Further, menu management systems can help convenience store operators and foodservice providers price food items. Again, using the food database, which includes the cost of ingredients based on information provided by the user, an advanced menu management system can calculate per-portion costs and add such things as desired profit margins and sales tax.
Selecting a Menu Management System
As referenced earlier, several menu management systems are available. While the choice is wide, there are some specific features to look for when selecting a system:
Cloud-based. Cloud-based systems can be accessed at one or more locations at the same time, anytime. Changes made to a recipe can be updated and communicated to all locations instantly, as can compliance and regulatory changes that foodservice providers need to know.
Training bundle. Along with all the nutrient information we have discussed, some systems also provide recipe cards for preparing food items, as well as training videos. View the cards and the videos as a “training bundle,” working together to ensure food workers follow recipes correctly and help ensure food safety.
Hardware bundle. While many systems have what we could call a “command post” that operates on a desktop computer, some systems also provide tablets, as well as wireless printers. This way, information from the command post can be shared with one or many foodservice workers, who can then print food labels for grab-and-go foods and other items.
Finally, do not be in a rush to select a system. Work with a provider that takes the time to demonstrate the system and even allows for the system to be used on a free trial basis.
Some systems are more complicated to use than others and some have a greater learning curve than others. Drive it and use it. The system that works for you will filter to the top.
Jill Carte is an executive with DayMark Safety Systems, manufacturer of a wide variety of products designed to enhance food preparation and safety, including menu management systems. She can be reached at [email protected].
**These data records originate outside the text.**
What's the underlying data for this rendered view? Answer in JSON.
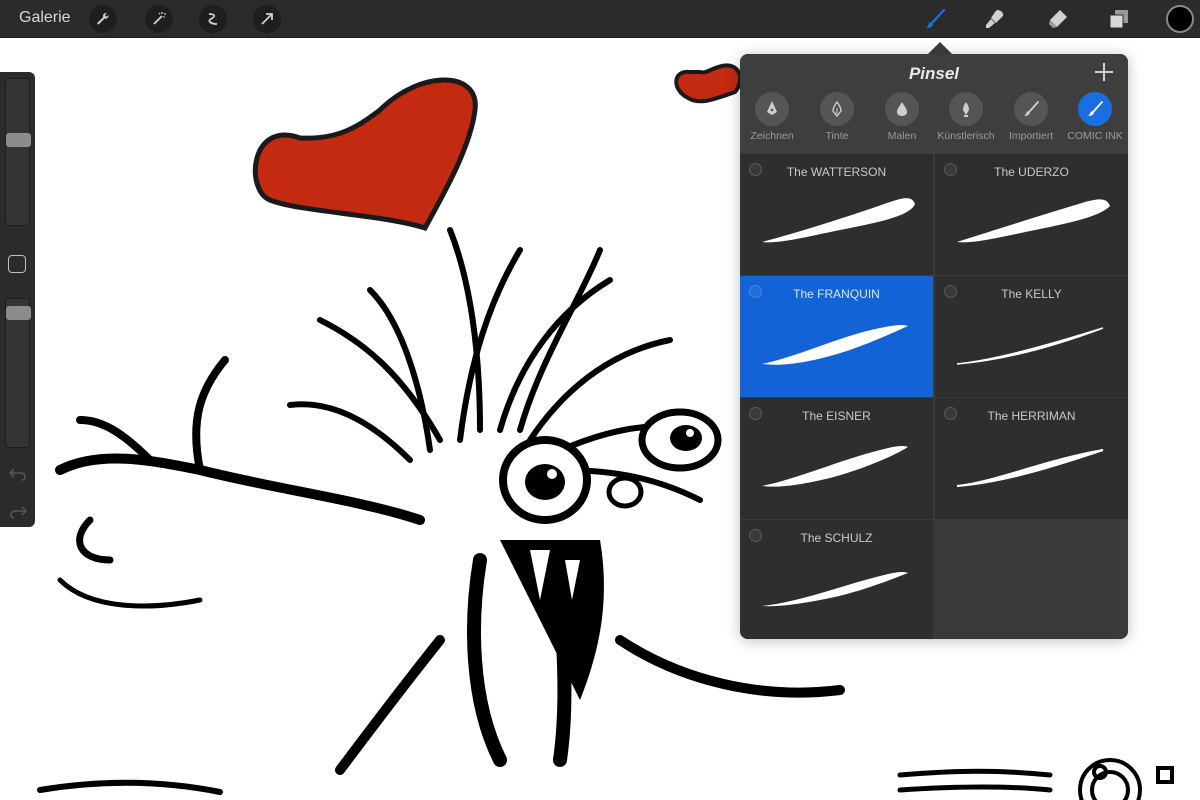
{
  "toolbar": {
    "gallery_label": "Galerie",
    "left_tools": [
      "wrench-icon",
      "magic-wand-icon",
      "selection-icon",
      "transform-arrow-icon"
    ],
    "right_tools": [
      "brush-icon",
      "smudge-icon",
      "eraser-icon",
      "layers-icon"
    ],
    "active_tool": "brush",
    "current_color": "#000000",
    "accent_color": "#1a6fe0"
  },
  "sidebar": {
    "brush_size_level": 0.6,
    "opacity_level": 0.95
  },
  "brush_panel": {
    "title": "Pinsel",
    "categories": [
      {
        "label": "Zeichnen",
        "icon": "pencil-nib-icon"
      },
      {
        "label": "Tinte",
        "icon": "ink-pen-icon"
      },
      {
        "label": "Malen",
        "icon": "drop-icon"
      },
      {
        "label": "Künstlerisch",
        "icon": "artistic-nib-icon"
      },
      {
        "label": "Importiert",
        "icon": "imported-brush-icon"
      },
      {
        "label": "COMIC INK",
        "icon": "comic-brush-icon"
      }
    ],
    "active_category": "COMIC INK",
    "brushes": [
      {
        "name": "The WATTERSON"
      },
      {
        "name": "The UDERZO"
      },
      {
        "name": "The FRANQUIN"
      },
      {
        "name": "The KELLY"
      },
      {
        "name": "The EISNER"
      },
      {
        "name": "The HERRIMAN"
      },
      {
        "name": "The SCHULZ"
      }
    ],
    "selected_brush": "The FRANQUIN",
    "selected_color": "#1363d6"
  },
  "canvas": {
    "heart_color": "#c42a12"
  }
}
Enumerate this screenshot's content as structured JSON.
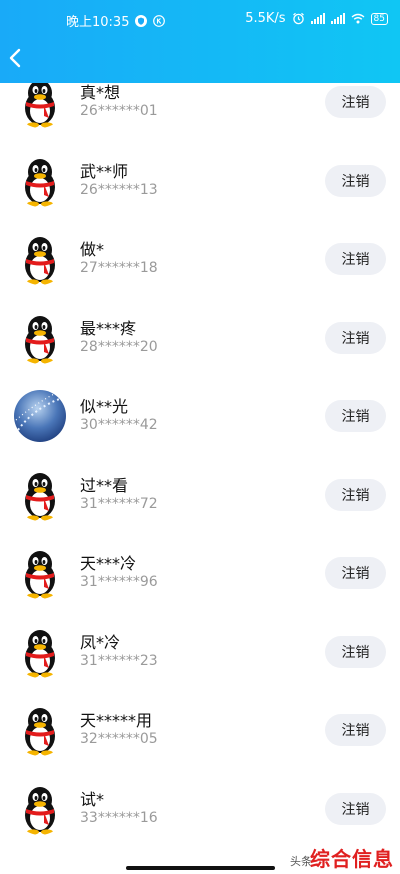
{
  "status_bar": {
    "time": "晚上10:35",
    "network_speed": "5.5K/s",
    "battery": "85",
    "icons": [
      "shield-notification-icon",
      "k-notification-icon",
      "alarm-icon",
      "signal-icon",
      "signal-icon",
      "wifi-icon",
      "battery-icon"
    ]
  },
  "header": {
    "back_icon": "back-arrow-icon",
    "accent": "#19aaf8"
  },
  "accounts": [
    {
      "name": "真*想",
      "id": "26******01",
      "avatar": "qq-penguin",
      "action": "注销"
    },
    {
      "name": "武**师",
      "id": "26******13",
      "avatar": "qq-penguin",
      "action": "注销"
    },
    {
      "name": "做*",
      "id": "27******18",
      "avatar": "qq-penguin",
      "action": "注销"
    },
    {
      "name": "最***疼",
      "id": "28******20",
      "avatar": "qq-penguin",
      "action": "注销"
    },
    {
      "name": "似**光",
      "id": "30******42",
      "avatar": "photo",
      "action": "注销"
    },
    {
      "name": "过**看",
      "id": "31******72",
      "avatar": "qq-penguin",
      "action": "注销"
    },
    {
      "name": "天***冷",
      "id": "31******96",
      "avatar": "qq-penguin",
      "action": "注销"
    },
    {
      "name": "凤*冷",
      "id": "31******23",
      "avatar": "qq-penguin",
      "action": "注销"
    },
    {
      "name": "天*****用",
      "id": "32******05",
      "avatar": "qq-penguin",
      "action": "注销"
    },
    {
      "name": "试*",
      "id": "33******16",
      "avatar": "qq-penguin",
      "action": "注销"
    }
  ],
  "watermark": {
    "source": "头条",
    "brand": "综合信息"
  }
}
Editor’s note: The opinions expressed in this column are the author’s and do not necessarily reflect the views of Convenience Store News.